*EXERCISE BRIEF*
Each entry that follows needs to be written out exactly, with nothing left out.

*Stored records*
<<<<
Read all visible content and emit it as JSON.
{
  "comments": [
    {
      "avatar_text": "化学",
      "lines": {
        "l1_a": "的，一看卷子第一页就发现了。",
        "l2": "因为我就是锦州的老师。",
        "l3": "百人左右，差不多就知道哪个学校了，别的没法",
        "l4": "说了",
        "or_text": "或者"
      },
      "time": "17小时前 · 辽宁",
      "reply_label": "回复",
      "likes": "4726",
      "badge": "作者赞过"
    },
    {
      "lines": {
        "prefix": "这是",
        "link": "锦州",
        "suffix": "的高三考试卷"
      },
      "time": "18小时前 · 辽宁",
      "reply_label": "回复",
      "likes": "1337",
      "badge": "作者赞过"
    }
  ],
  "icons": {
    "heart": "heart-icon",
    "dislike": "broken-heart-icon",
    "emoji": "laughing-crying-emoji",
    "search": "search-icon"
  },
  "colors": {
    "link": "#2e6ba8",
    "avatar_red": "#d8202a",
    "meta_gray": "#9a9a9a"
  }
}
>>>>
*ANSWER BOX*
Read all visible content and emit it as JSON.
{
  "comments": [
    {
      "avatar_text": "化学",
      "lines": {
        "l1_a": "的，一看卷子第一页就发现了。",
        "l2": "因为我就是锦州的老师。",
        "l3": "百人左右，差不多就知道哪个学校了，别的没法",
        "l4": "说了",
        "or_text": "或者"
      },
      "time": "17小时前 · 辽宁",
      "reply_label": "回复",
      "likes": "4726",
      "badge": "作者赞过"
    },
    {
      "lines": {
        "prefix": "这是",
        "link": "锦州",
        "suffix": "的高三考试卷"
      },
      "time": "18小时前 · 辽宁",
      "reply_label": "回复",
      "likes": "1337",
      "badge": "作者赞过"
    }
  ],
  "icons": {
    "heart": "heart-icon",
    "dislike": "broken-heart-icon",
    "emoji": "laughing-crying-emoji",
    "search": "search-icon"
  },
  "colors": {
    "link": "#2e6ba8",
    "avatar_red": "#d8202a",
    "meta_gray": "#9a9a9a"
  }
}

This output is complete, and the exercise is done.